She and her fellow myCovidMD founders had already created the larger initiative Shared Harvest, which helps people entering the health care workforce – many of them from low-income backgrounds – with the often staggering student debt they’ve accumulated.
“We knew that we were going to lose those voices if we could not deal with the mental and financial aspects of what they were dealing with,” she recalled. Shared Harvest was an attempt “to solve a deep problem that I don’t think society even cared about.”
When she began looking for health care workers to act as volunteers for myCovidMD, “it just exploded,” thanks to the network that Shared Harvest had built up over time. “They understood our mission,” Dr. Afoh-Manin said.
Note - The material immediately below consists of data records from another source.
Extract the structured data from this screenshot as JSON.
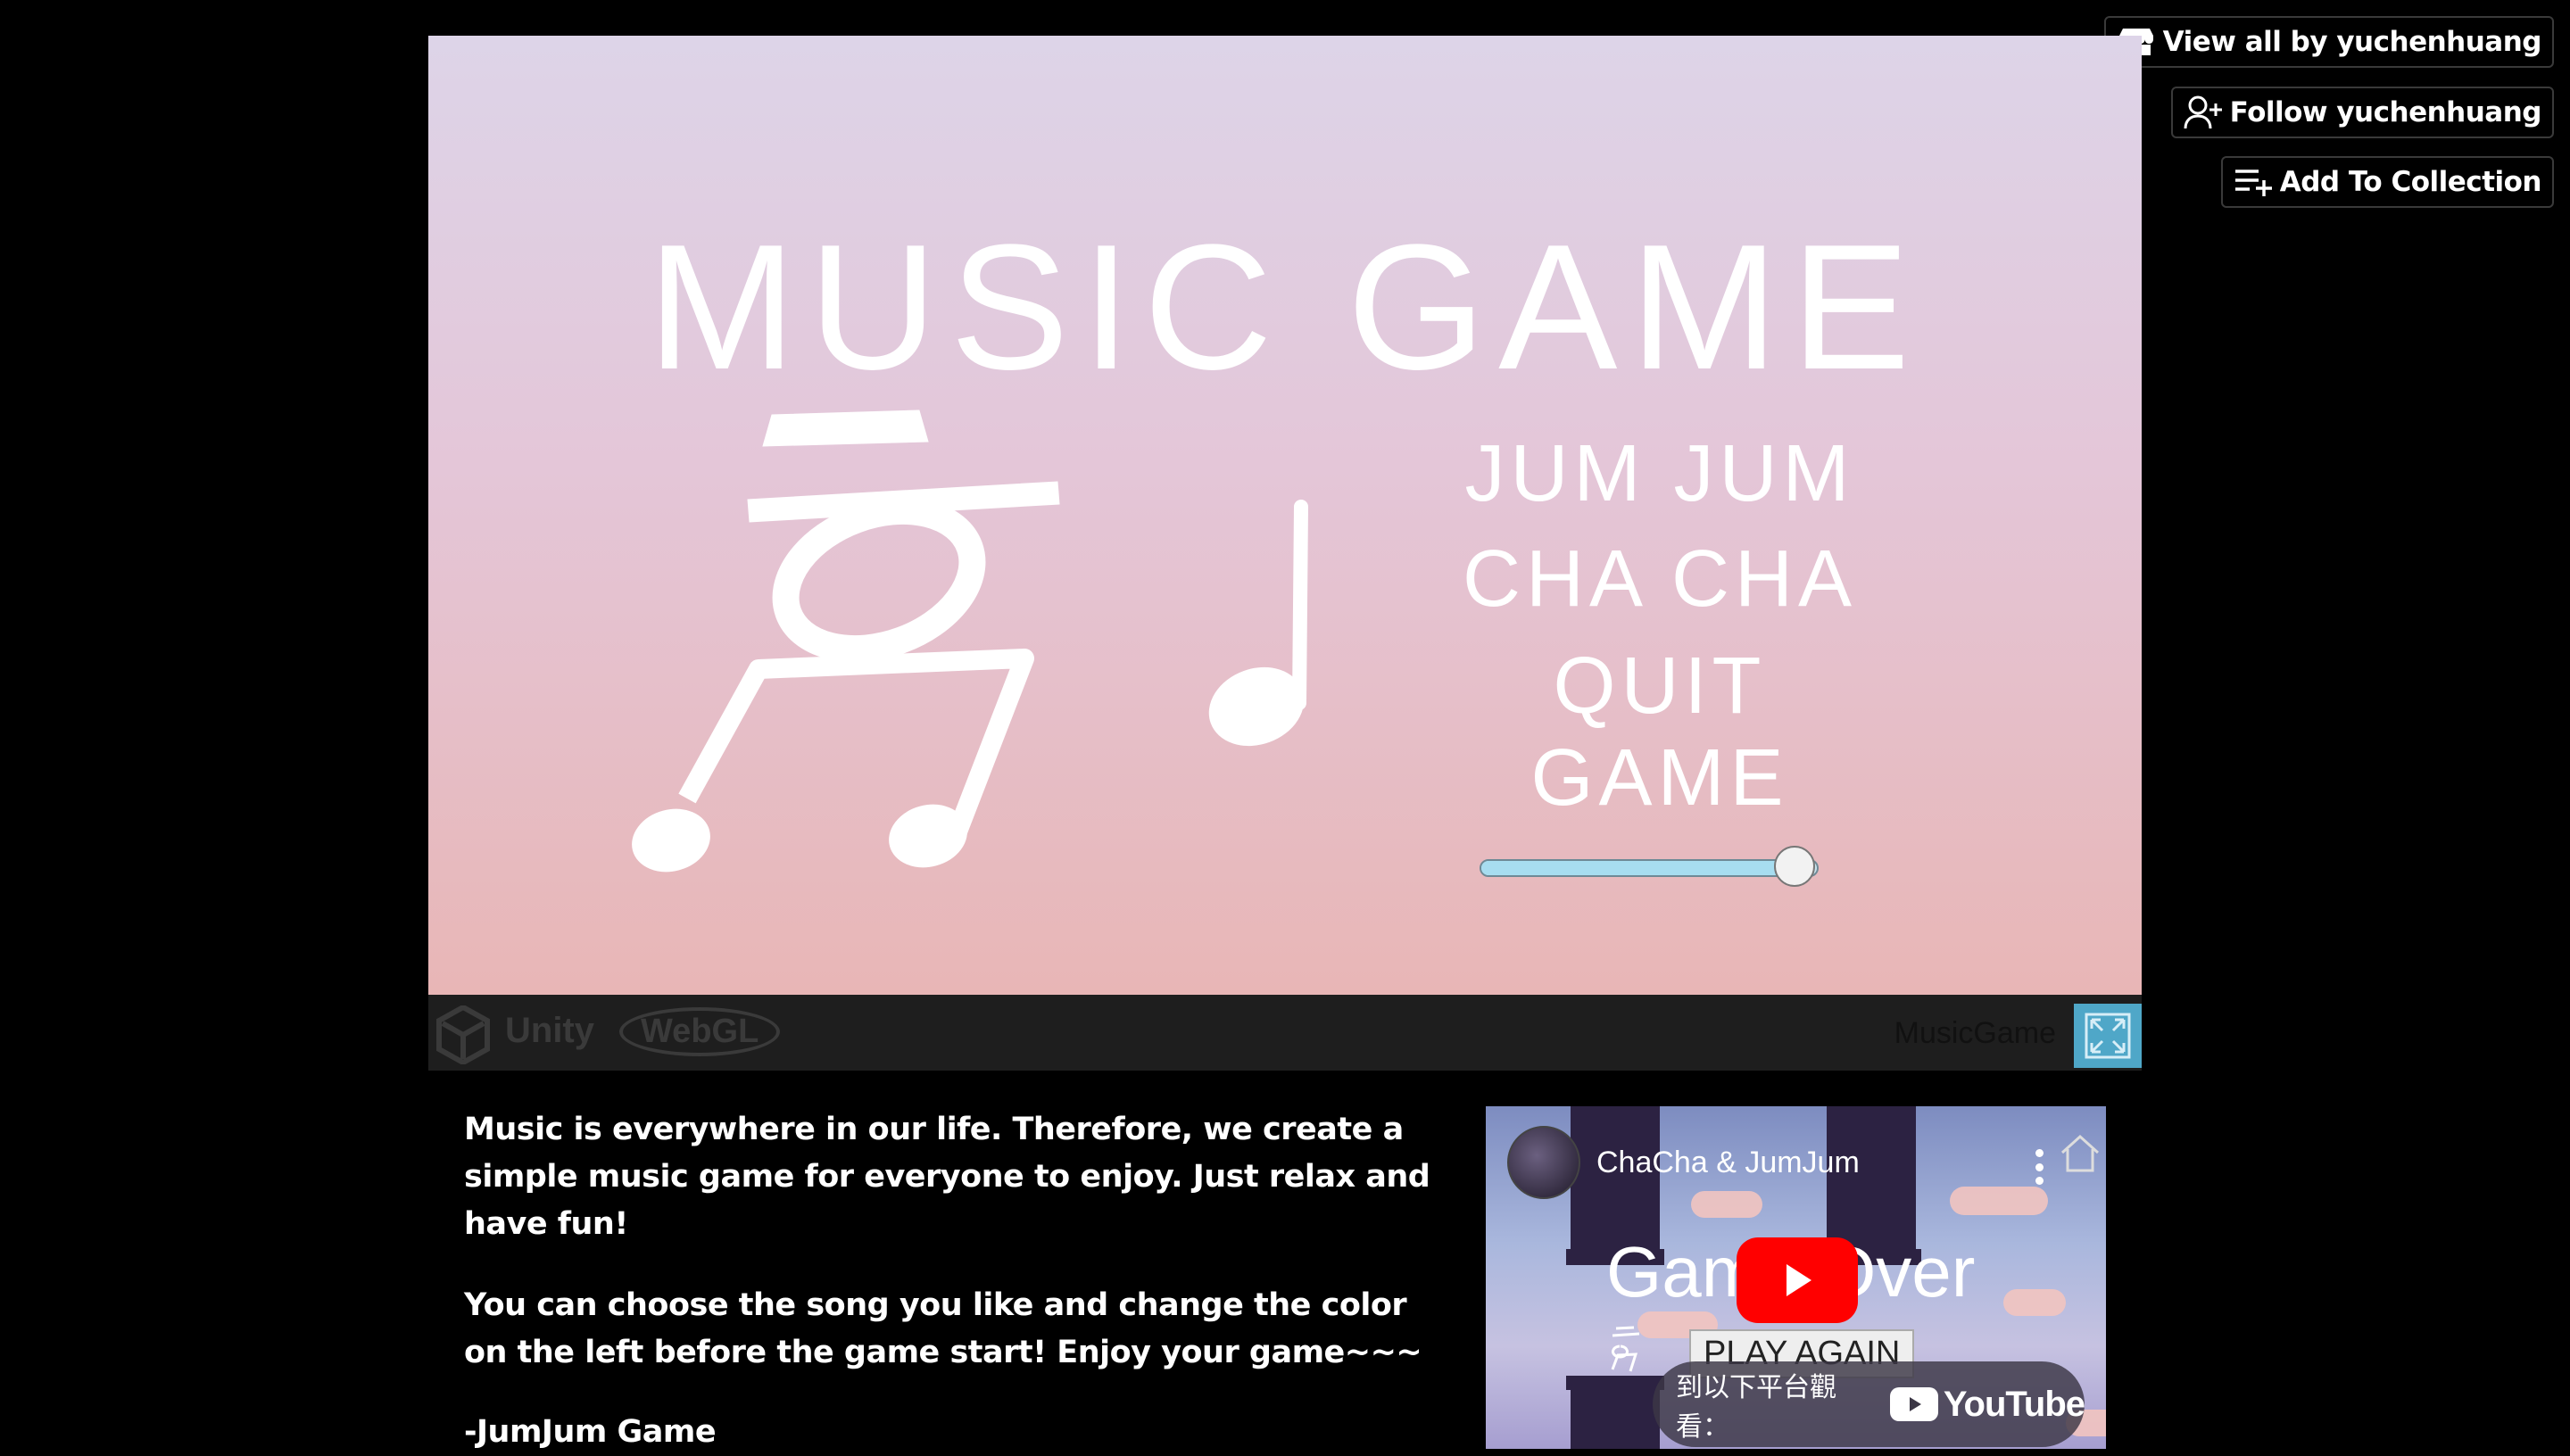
{
  "sidebar": {
    "view_all": "View all by yuchenhuang",
    "follow": "Follow yuchenhuang",
    "add_collection": "Add To Collection"
  },
  "game": {
    "title": "MUSIC GAME",
    "menu": [
      "JUM JUM",
      "CHA CHA",
      "QUIT GAME"
    ],
    "volume": 0.93
  },
  "player_bar": {
    "engine": "Unity",
    "platform": "WebGL",
    "game_name": "MusicGame"
  },
  "description": {
    "paragraphs": [
      "Music is everywhere in our life.  Therefore, we create a simple music game for everyone to enjoy.  Just relax and have fun!",
      "You can choose the song you like and change the color on the left before the game start! Enjoy your game~~~",
      "-JumJum Game"
    ]
  },
  "video": {
    "title": "ChaCha & JumJum",
    "overlay_game_over": "Game Over",
    "overlay_play_again": "PLAY AGAIN",
    "watch_on_label": "到以下平台觀看：",
    "watch_on_brand": "YouTube"
  }
}
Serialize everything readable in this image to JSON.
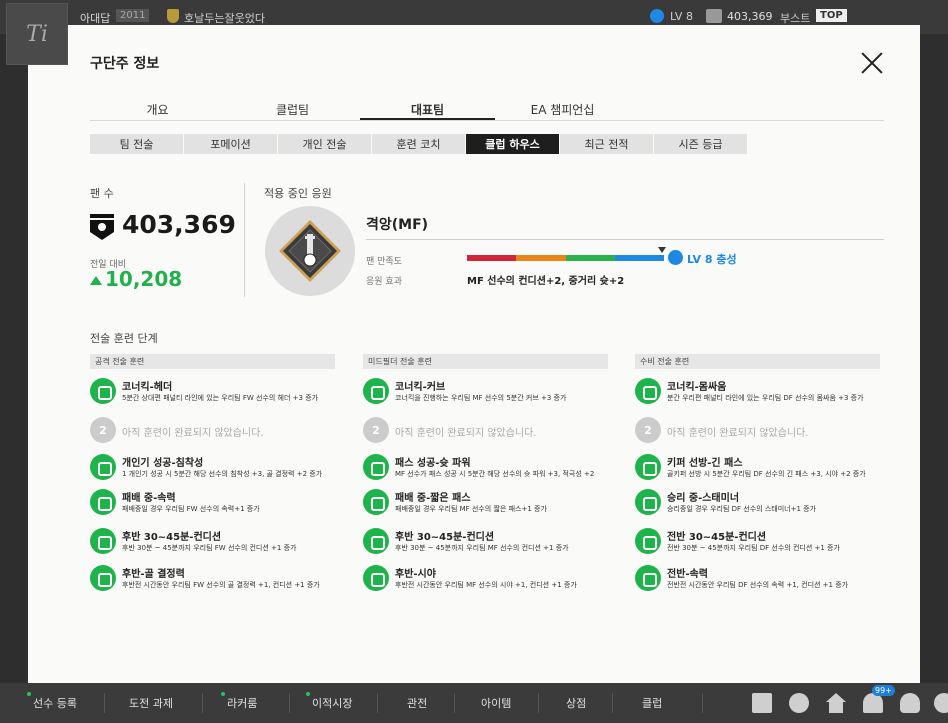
{
  "topbar": {
    "logo_text": "Ti",
    "manager_name": "아대답",
    "year": "2011",
    "club_name": "호날두는잘웃었다",
    "level": "LV 8",
    "fans": "403,369",
    "boost": "부스트",
    "top": "TOP"
  },
  "modal": {
    "title": "구단주 정보",
    "main_tabs": [
      "개요",
      "클럽팀",
      "대표팀",
      "EA 챔피언십"
    ],
    "sub_tabs": [
      "팀 전술",
      "포메이션",
      "개인 전술",
      "훈련 코치",
      "클럽 하우스",
      "최근 전적",
      "시즌 등급"
    ]
  },
  "fans": {
    "label": "팬 수",
    "count": "403,369",
    "delta_label": "전일 대비",
    "delta_value": "10,208"
  },
  "support": {
    "label": "적용 중인 응원",
    "name": "격앙(MF)",
    "satisfaction_label": "팬 만족도",
    "satisfaction_colors": [
      "#d0253b",
      "#e8861a",
      "#2bb24c",
      "#1e88e5"
    ],
    "level_text": "LV 8 충성",
    "effect_label": "응원 효과",
    "effect_text": "MF 선수의 컨디션+2, 중거리 슛+2"
  },
  "training": {
    "title": "전술 훈련 단계",
    "locked_text": "아직 훈련이 완료되지 않았습니다.",
    "locked_number": "2",
    "columns": [
      {
        "header": "공격 전술 훈련",
        "items": [
          {
            "name": "코너킥-헤더",
            "desc": "5분간 상대편 패널티 라인에 있는 우리팀 FW 선수의 헤더 +3 증가"
          },
          {
            "name": "개인기 성공-침착성",
            "desc": "1 개인기 성공 시 5분간 해당 선수의 침착성 +3, 골 결정력 +2 증가"
          },
          {
            "name": "패배 중-속력",
            "desc": "패배중일 경우 우리팀 FW 선수의 속력+1 증가"
          },
          {
            "name": "후반 30~45분-컨디션",
            "desc": "후반 30분 ~ 45분까지 우리팀 FW 선수의 컨디션 +1 증가"
          },
          {
            "name": "후반-골 결정력",
            "desc": "후반전 시간동안 우리팀 FW 선수의 골 결정력 +1, 컨디션 +1 증가"
          }
        ]
      },
      {
        "header": "미드필더 전술 훈련",
        "items": [
          {
            "name": "코너킥-커브",
            "desc": "코너킥을 진행하는 우리팀 MF 선수의 5분간 커브 +3 증가"
          },
          {
            "name": "패스 성공-슛 파워",
            "desc": "MF 선수가 패스 성공 시 5분간 해당 선수의 슛 파워 +3, 적극성 +2"
          },
          {
            "name": "패배 중-짧은 패스",
            "desc": "패배중일 경우 우리팀 MF 선수의 짧은 패스+1 증가"
          },
          {
            "name": "후반 30~45분-컨디션",
            "desc": "후반 30분 ~ 45분까지 우리팀 MF 선수의 컨디션 +1 증가"
          },
          {
            "name": "후반-시야",
            "desc": "후반전 시간동안 우리팀 MF 선수의 시야 +1, 컨디션 +1 증가"
          }
        ]
      },
      {
        "header": "수비 전술 훈련",
        "items": [
          {
            "name": "코너킥-몸싸움",
            "desc": "분간 우리편 패널티 라인에 있는 우리팀 DF 선수의 몸싸움 +3 증가"
          },
          {
            "name": "키퍼 선방-긴 패스",
            "desc": "골키퍼 선방 시 5분간 우리팀 DF 선수의 긴 패스 +3, 시야 +2 증가"
          },
          {
            "name": "승리 중-스태미너",
            "desc": "승리중일 경우 우리팀 DF 선수의 스태미너+1 증가"
          },
          {
            "name": "전반 30~45분-컨디션",
            "desc": "전반 30분 ~ 45분까지 우리팀 DF 선수의 컨디션 +1 증가"
          },
          {
            "name": "전반-속력",
            "desc": "전반전 시간동안 우리팀 DF 선수의 속력 +1, 컨디션 +1 증가"
          }
        ]
      }
    ]
  },
  "bottombar": {
    "items": [
      "선수 등록",
      "도전 과제",
      "라커룸",
      "이적시장",
      "관전",
      "아이템",
      "상점",
      "클럽"
    ],
    "badge": "99+"
  }
}
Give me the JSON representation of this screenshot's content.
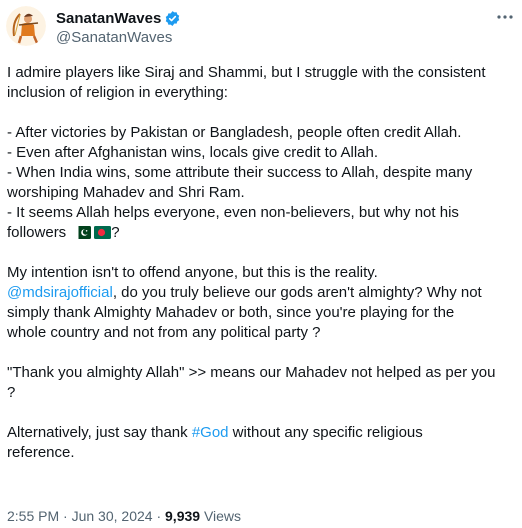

Direct Relief has been supplying myCovidMD volunteers with PPE to allow them to continue frontline testing and health services.
For Dr. Afoh-Manin, Covid-19 isn’t just an opportunity to increase access to health care for those who show up for testing. It’s an opportunity to have a much larger conversation about health care access.
“There are actual ideas [about increasing health care access] that have never been implemented because we can’t get past the funding,” she said. “Then we hit Covid, and we realize we’re a lot more connected than we want to be.”
Dr. Afoh-Manin is hopeful that people see that interconnectedness as the pandemic spreads through and among communities – and that they’re willing to act on it.
“I’m also in that opportunistic mode because I’m like, ‘Oh, we have your ear now,’” she said. “Let me do Covid and prenatal care for young single moms,” along with a host of other widespread, inadequately addressed health care
But she doesn’t discount the small-scale impact, either. When it comes to connecting patients with the doctors and programs they need, “we’re literally like the little engine that could,” she said.